• **About this task**:
Set out each line from the following listing that includes the word "MARQ".
#### Data ####
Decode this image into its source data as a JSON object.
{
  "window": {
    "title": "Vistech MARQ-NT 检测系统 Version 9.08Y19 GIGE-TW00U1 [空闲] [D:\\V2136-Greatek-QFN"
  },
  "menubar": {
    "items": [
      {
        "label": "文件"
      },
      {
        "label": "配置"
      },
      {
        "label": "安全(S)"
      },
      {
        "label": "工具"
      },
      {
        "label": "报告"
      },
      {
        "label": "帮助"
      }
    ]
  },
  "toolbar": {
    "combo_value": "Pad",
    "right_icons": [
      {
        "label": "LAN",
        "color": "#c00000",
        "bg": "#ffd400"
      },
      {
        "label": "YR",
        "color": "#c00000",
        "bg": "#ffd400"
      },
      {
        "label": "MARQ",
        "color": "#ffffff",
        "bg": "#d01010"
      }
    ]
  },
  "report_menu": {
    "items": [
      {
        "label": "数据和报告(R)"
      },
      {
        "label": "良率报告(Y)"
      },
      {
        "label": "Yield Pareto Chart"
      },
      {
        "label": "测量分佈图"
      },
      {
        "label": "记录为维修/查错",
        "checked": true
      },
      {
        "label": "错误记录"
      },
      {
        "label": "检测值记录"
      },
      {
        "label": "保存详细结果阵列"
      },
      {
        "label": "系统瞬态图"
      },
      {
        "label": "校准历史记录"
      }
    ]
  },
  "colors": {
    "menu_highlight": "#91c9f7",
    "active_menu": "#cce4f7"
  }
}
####
• **Expected answer**:
    "title": "Vistech MARQ-NT 检测系统 Version 9.08Y19 GIGE-TW00U1 [空闲] [D:\\V2136-Greatek-QFN"
        "label": "MARQ",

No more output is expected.